Print every entry exactly as written.

(Dataset rows describing interfaces)
Content starts

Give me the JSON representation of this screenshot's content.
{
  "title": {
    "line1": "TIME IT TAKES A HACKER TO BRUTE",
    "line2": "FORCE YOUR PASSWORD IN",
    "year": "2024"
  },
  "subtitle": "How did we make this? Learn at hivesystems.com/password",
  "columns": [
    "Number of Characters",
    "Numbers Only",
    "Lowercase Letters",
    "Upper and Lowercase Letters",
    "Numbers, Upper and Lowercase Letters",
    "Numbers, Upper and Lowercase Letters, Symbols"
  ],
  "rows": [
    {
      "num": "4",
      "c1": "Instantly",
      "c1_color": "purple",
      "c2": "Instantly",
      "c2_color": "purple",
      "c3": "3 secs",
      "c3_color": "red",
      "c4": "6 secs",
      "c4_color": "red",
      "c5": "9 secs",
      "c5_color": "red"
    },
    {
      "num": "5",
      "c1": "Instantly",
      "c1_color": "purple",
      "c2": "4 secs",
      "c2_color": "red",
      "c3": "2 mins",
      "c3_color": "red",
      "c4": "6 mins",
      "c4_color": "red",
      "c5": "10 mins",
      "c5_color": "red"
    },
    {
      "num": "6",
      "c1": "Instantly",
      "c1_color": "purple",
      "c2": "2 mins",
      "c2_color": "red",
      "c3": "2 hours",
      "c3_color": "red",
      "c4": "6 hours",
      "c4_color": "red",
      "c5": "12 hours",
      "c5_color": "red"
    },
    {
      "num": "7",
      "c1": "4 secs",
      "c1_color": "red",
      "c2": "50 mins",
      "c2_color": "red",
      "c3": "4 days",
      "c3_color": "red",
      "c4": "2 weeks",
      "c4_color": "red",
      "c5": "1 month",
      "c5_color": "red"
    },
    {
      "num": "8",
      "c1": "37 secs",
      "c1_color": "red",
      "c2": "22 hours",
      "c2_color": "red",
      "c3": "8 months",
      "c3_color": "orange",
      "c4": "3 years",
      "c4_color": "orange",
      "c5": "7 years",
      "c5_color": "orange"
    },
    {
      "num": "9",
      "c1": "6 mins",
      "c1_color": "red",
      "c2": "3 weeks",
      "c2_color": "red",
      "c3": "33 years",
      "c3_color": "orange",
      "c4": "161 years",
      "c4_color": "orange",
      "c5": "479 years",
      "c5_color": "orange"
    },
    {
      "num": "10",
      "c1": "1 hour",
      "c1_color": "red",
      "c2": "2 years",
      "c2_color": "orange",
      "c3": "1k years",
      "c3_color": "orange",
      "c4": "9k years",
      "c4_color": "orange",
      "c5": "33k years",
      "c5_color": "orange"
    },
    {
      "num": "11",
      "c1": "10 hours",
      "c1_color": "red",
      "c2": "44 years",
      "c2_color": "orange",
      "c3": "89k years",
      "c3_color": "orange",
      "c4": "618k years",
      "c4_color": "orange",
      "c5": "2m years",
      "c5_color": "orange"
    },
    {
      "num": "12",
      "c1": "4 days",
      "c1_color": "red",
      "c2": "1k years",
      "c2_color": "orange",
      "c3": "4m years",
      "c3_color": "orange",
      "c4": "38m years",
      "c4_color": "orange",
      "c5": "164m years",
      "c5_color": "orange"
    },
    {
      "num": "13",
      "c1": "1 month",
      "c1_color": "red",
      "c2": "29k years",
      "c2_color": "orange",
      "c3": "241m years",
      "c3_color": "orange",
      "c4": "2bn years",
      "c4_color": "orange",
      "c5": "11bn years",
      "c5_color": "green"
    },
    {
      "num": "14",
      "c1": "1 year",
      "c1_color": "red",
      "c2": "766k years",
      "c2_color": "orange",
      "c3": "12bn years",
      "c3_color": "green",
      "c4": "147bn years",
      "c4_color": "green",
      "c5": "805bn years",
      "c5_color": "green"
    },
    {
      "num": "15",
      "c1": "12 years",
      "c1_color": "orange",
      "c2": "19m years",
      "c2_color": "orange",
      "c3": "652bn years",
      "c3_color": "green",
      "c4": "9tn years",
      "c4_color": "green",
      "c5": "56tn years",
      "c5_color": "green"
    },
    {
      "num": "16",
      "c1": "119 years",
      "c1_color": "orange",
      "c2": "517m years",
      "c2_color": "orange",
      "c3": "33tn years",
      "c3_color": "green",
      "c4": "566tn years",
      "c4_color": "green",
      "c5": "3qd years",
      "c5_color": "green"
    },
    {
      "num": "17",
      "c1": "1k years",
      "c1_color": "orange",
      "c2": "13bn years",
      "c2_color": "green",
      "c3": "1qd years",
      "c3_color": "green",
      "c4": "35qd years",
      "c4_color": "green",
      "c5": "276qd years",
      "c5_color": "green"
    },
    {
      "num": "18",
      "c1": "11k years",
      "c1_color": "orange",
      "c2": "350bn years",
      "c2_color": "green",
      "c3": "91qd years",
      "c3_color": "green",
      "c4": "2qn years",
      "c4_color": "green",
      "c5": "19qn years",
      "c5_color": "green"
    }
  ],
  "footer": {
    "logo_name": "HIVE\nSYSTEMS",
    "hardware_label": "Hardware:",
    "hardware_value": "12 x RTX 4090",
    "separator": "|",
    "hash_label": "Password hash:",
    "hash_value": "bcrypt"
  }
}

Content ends

# RESULT OF THIS TASK
Give me the JSON representation of this screenshot's content.
{
  "title": {
    "line1": "TIME IT TAKES A HACKER TO BRUTE",
    "line2": "FORCE YOUR PASSWORD IN",
    "year": "2024"
  },
  "subtitle": "How did we make this? Learn at hivesystems.com/password",
  "columns": [
    "Number of Characters",
    "Numbers Only",
    "Lowercase Letters",
    "Upper and Lowercase Letters",
    "Numbers, Upper and Lowercase Letters",
    "Numbers, Upper and Lowercase Letters, Symbols"
  ],
  "rows": [
    {
      "num": "4",
      "c1": "Instantly",
      "c1_color": "purple",
      "c2": "Instantly",
      "c2_color": "purple",
      "c3": "3 secs",
      "c3_color": "red",
      "c4": "6 secs",
      "c4_color": "red",
      "c5": "9 secs",
      "c5_color": "red"
    },
    {
      "num": "5",
      "c1": "Instantly",
      "c1_color": "purple",
      "c2": "4 secs",
      "c2_color": "red",
      "c3": "2 mins",
      "c3_color": "red",
      "c4": "6 mins",
      "c4_color": "red",
      "c5": "10 mins",
      "c5_color": "red"
    },
    {
      "num": "6",
      "c1": "Instantly",
      "c1_color": "purple",
      "c2": "2 mins",
      "c2_color": "red",
      "c3": "2 hours",
      "c3_color": "red",
      "c4": "6 hours",
      "c4_color": "red",
      "c5": "12 hours",
      "c5_color": "red"
    },
    {
      "num": "7",
      "c1": "4 secs",
      "c1_color": "red",
      "c2": "50 mins",
      "c2_color": "red",
      "c3": "4 days",
      "c3_color": "red",
      "c4": "2 weeks",
      "c4_color": "red",
      "c5": "1 month",
      "c5_color": "red"
    },
    {
      "num": "8",
      "c1": "37 secs",
      "c1_color": "red",
      "c2": "22 hours",
      "c2_color": "red",
      "c3": "8 months",
      "c3_color": "orange",
      "c4": "3 years",
      "c4_color": "orange",
      "c5": "7 years",
      "c5_color": "orange"
    },
    {
      "num": "9",
      "c1": "6 mins",
      "c1_color": "red",
      "c2": "3 weeks",
      "c2_color": "red",
      "c3": "33 years",
      "c3_color": "orange",
      "c4": "161 years",
      "c4_color": "orange",
      "c5": "479 years",
      "c5_color": "orange"
    },
    {
      "num": "10",
      "c1": "1 hour",
      "c1_color": "red",
      "c2": "2 years",
      "c2_color": "orange",
      "c3": "1k years",
      "c3_color": "orange",
      "c4": "9k years",
      "c4_color": "orange",
      "c5": "33k years",
      "c5_color": "orange"
    },
    {
      "num": "11",
      "c1": "10 hours",
      "c1_color": "red",
      "c2": "44 years",
      "c2_color": "orange",
      "c3": "89k years",
      "c3_color": "orange",
      "c4": "618k years",
      "c4_color": "orange",
      "c5": "2m years",
      "c5_color": "orange"
    },
    {
      "num": "12",
      "c1": "4 days",
      "c1_color": "red",
      "c2": "1k years",
      "c2_color": "orange",
      "c3": "4m years",
      "c3_color": "orange",
      "c4": "38m years",
      "c4_color": "orange",
      "c5": "164m years",
      "c5_color": "orange"
    },
    {
      "num": "13",
      "c1": "1 month",
      "c1_color": "red",
      "c2": "29k years",
      "c2_color": "orange",
      "c3": "241m years",
      "c3_color": "orange",
      "c4": "2bn years",
      "c4_color": "orange",
      "c5": "11bn years",
      "c5_color": "green"
    },
    {
      "num": "14",
      "c1": "1 year",
      "c1_color": "red",
      "c2": "766k years",
      "c2_color": "orange",
      "c3": "12bn years",
      "c3_color": "green",
      "c4": "147bn years",
      "c4_color": "green",
      "c5": "805bn years",
      "c5_color": "green"
    },
    {
      "num": "15",
      "c1": "12 years",
      "c1_color": "orange",
      "c2": "19m years",
      "c2_color": "orange",
      "c3": "652bn years",
      "c3_color": "green",
      "c4": "9tn years",
      "c4_color": "green",
      "c5": "56tn years",
      "c5_color": "green"
    },
    {
      "num": "16",
      "c1": "119 years",
      "c1_color": "orange",
      "c2": "517m years",
      "c2_color": "orange",
      "c3": "33tn years",
      "c3_color": "green",
      "c4": "566tn years",
      "c4_color": "green",
      "c5": "3qd years",
      "c5_color": "green"
    },
    {
      "num": "17",
      "c1": "1k years",
      "c1_color": "orange",
      "c2": "13bn years",
      "c2_color": "green",
      "c3": "1qd years",
      "c3_color": "green",
      "c4": "35qd years",
      "c4_color": "green",
      "c5": "276qd years",
      "c5_color": "green"
    },
    {
      "num": "18",
      "c1": "11k years",
      "c1_color": "orange",
      "c2": "350bn years",
      "c2_color": "green",
      "c3": "91qd years",
      "c3_color": "green",
      "c4": "2qn years",
      "c4_color": "green",
      "c5": "19qn years",
      "c5_color": "green"
    }
  ],
  "footer": {
    "logo_name": "HIVE\nSYSTEMS",
    "hardware_label": "Hardware:",
    "hardware_value": "12 x RTX 4090",
    "separator": "|",
    "hash_label": "Password hash:",
    "hash_value": "bcrypt"
  }
}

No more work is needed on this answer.